It’s just so very refreshing to be in a place where art matters. I would never ever have to explain to an Italian the importance of art. And so here I am, surrounded by it. We spent the morning painting the view of the valley. The theme of our lesson was similar to that of the last two days: patience. Yes, yes I’m working on that. It took Michelangelo four years to complete the David. Yes, patience and art do go hand and hand here. It’s good for me. As a hyper-productive American, I feel I have to have much to show at the end of the day. You have heard something like this from every American who spends any time in Italy: “They just enjoy life more.” Hyper-productive is not what you call Italy, yet here I am, growing and learning, so maybe patience and slowing down are productive after all.

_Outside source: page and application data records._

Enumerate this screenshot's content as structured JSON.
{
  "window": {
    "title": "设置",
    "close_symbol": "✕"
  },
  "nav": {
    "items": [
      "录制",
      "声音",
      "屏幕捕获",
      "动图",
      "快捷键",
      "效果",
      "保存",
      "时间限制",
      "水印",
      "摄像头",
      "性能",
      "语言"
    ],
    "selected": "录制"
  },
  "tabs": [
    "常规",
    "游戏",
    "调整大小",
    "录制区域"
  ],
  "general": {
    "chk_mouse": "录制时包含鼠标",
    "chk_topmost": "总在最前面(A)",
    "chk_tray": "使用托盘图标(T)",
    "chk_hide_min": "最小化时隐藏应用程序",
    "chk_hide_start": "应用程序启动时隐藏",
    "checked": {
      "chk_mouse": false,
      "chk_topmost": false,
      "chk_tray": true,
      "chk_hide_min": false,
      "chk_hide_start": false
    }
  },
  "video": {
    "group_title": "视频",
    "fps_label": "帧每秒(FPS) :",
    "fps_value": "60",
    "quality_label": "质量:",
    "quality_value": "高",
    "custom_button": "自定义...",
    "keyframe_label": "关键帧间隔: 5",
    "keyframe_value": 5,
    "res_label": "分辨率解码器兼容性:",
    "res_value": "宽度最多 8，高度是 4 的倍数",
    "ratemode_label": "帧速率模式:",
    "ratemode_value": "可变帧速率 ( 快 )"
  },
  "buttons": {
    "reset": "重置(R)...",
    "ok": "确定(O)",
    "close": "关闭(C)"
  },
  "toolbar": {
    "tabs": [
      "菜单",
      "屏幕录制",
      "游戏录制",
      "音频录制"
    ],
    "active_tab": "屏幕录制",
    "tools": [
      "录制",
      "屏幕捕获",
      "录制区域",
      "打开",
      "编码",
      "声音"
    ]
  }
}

I ask this one question of any Italian whose ear I can bend, so I asked my teacher Enrico, “Where is the best food in all of Florence?” His young eyes lit up and he said, “Ah, I will show you.” He went on to explain the jolly owner who knows the source of everything in his place. All local, all delicious, all cared for by the most beaming man in Florence who owns this joint.

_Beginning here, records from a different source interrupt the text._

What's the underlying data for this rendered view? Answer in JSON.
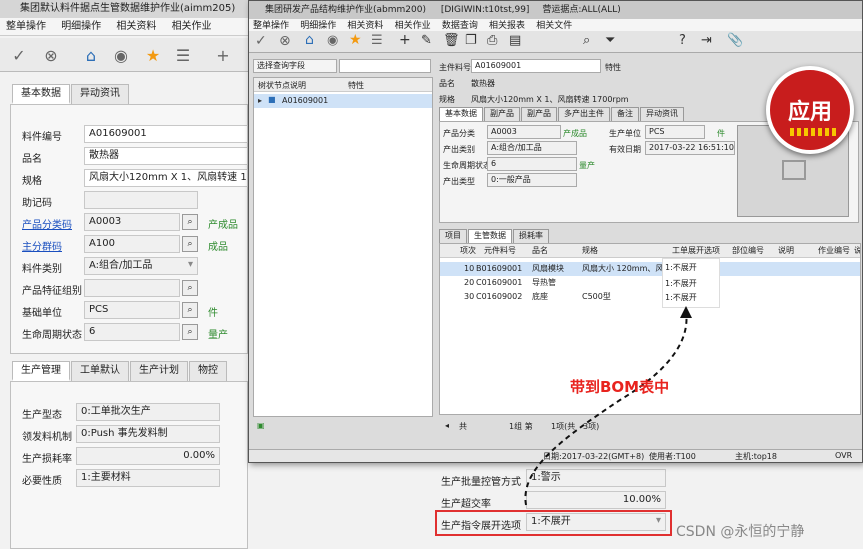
{
  "back": {
    "title": "集团默认料件据点生管数据维护作业(aimm205)",
    "menu": [
      "整单操作",
      "明细操作",
      "相关资料",
      "相关作业"
    ],
    "tabs": [
      "基本数据",
      "异动资讯"
    ],
    "fields": [
      {
        "label": "料件编号",
        "value": "A01609001"
      },
      {
        "label": "品名",
        "value": "散热器"
      },
      {
        "label": "规格",
        "value": "风扇大小120mm X 1、风扇转速 17"
      },
      {
        "label": "助记码",
        "value": ""
      },
      {
        "label": "产品分类码",
        "value": "A0003",
        "extra": "产成品"
      },
      {
        "label": "主分群码",
        "value": "A100",
        "extra": "成品"
      },
      {
        "label": "料件类别",
        "value": "A:组合/加工品"
      },
      {
        "label": "产品特征组别",
        "value": ""
      },
      {
        "label": "基础单位",
        "value": "PCS",
        "extra": "件"
      },
      {
        "label": "生命周期状态",
        "value": "6",
        "extra": "量产"
      }
    ],
    "tabs2": [
      "生产管理",
      "工单默认",
      "生产计划",
      "物控"
    ],
    "prod": [
      {
        "label": "生产型态",
        "value": "0:工单批次生产"
      },
      {
        "label": "领发料机制",
        "value": "0:Push 事先发料制"
      },
      {
        "label": "生产损耗率",
        "value": "0.00%"
      },
      {
        "label": "必要性质",
        "value": "1:主要材料"
      }
    ],
    "right": [
      {
        "label": "生产批量控管方式",
        "value": "1:警示"
      },
      {
        "label": "生产超交率",
        "value": "10.00%"
      },
      {
        "label": "生产指令展开选项",
        "value": "1:不展开"
      }
    ]
  },
  "front": {
    "title": "集团研发产品结构维护作业(abmm200)",
    "info": "[DIGIWIN:t10tst,99]",
    "site": "营运据点:ALL(ALL)",
    "menu": [
      "整单操作",
      "明细操作",
      "相关资料",
      "相关作业",
      "数据查询",
      "相关报表",
      "相关文件"
    ],
    "query": "选择查询字段",
    "tree_headers": [
      "树状节点说明",
      "特性"
    ],
    "tree_item": "A01609001",
    "main_label": "主件料号",
    "main_value": "A01609001",
    "feature_label": "特性",
    "name_label": "品名",
    "name_value": "散热器",
    "spec_label": "规格",
    "spec_value": "风扇大小120mm X 1、风扇转速 1700rpm",
    "tabs": [
      "基本数据",
      "副产品",
      "副产品",
      "多产出主件",
      "备注",
      "异动资讯"
    ],
    "fields": [
      {
        "label": "产品分类",
        "value": "A0003",
        "extra": "产成品"
      },
      {
        "label": "产出类别",
        "value": "A:组合/加工品"
      },
      {
        "label": "生命周期状态",
        "value": "6",
        "extra": "量产"
      },
      {
        "label": "产出类型",
        "value": "0:一般产品"
      }
    ],
    "unit_label": "生产单位",
    "unit_value": "PCS",
    "unit_extra": "件",
    "date_label": "有效日期",
    "date_value": "2017-03-22 16:51:10",
    "grid_tabs": [
      "项目",
      "生管数据",
      "损耗率"
    ],
    "grid_headers": [
      "项次",
      "元件料号",
      "品名",
      "规格",
      "工单展开选项",
      "部位编号",
      "说明",
      "作业编号",
      "说"
    ],
    "rows": [
      {
        "seq": "10",
        "item": "B01609001",
        "name": "风扇模块",
        "spec": "风扇大小 120mm、风扇...",
        "opt": "1:不展开"
      },
      {
        "seq": "20",
        "item": "C01609001",
        "name": "导热管",
        "spec": "",
        "opt": "1:不展开"
      },
      {
        "seq": "30",
        "item": "C01609002",
        "name": "底座",
        "spec": "C500型",
        "opt": "1:不展开"
      }
    ],
    "pager": "共",
    "pager2": "1组 第",
    "pager3": "1项(共",
    "pager4": "3项)",
    "status": "日期:2017-03-22(GMT+8)",
    "user": "使用者:T100",
    "host": "主机:top18",
    "ovr": "OVR"
  },
  "annotation": "带到BOM表中",
  "badge": "应用",
  "watermark": "CSDN @永恒的宁静",
  "colors": {
    "annotation": "#e8231e",
    "highlight_border": "#e03030",
    "badge": "#c81d1d"
  }
}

It’s adorable, but not an ounce of fancy here. I can’t remember everything we ate for lunch; something like a paella. A fish pasta, marinated zucchini and artichoke hearts, all selected from the deli-type counter where it was all on display. Served with a local white wine I will have to get the name of, as I’ll be back. The wine was served in a plastic cup which normally might do me in, but the great energy of this place, the taste and enjoying it all outside at the tiny little table, under an arched walkway — sigh, yes, I don’t mind. Life is good, and I’ll be back to this place. Here is a photo of it. At the end of the journey I will make a list with street names called “if you go,” for I can’t keep all this goodness to myself.


After lunch we did some more sketching, and then it was time to part ways. Enrico has been a fine teacher this week, but next week I will study another passion, art history, and have a new teacher. Thank you, dear, sweet Enrico: For such a young man, your talent  is astounding and your kindest and patience so appreciated.

Enrico had taken me to a library just beyond the Duomo with a rooftop cafe with a glorious view of the Duomo itself. I stayed on a bit to finish sketching and just be alone with my thoughts for a bit.


I decided it was time to finally have a date with the David. I have been in Florence almost a week and not yet paid my respects. So I headed to the Academia, which is open late on Friday nights and quite quiet. He’s magnificent, not a bit overrated. Five hundred years later, we still stand in awe. What a perfect way to end a most delightful week. Art, food, wine, beautiful city, gorgeous countryside. What else can I do but go home and read a good book as I drift off into dreamland…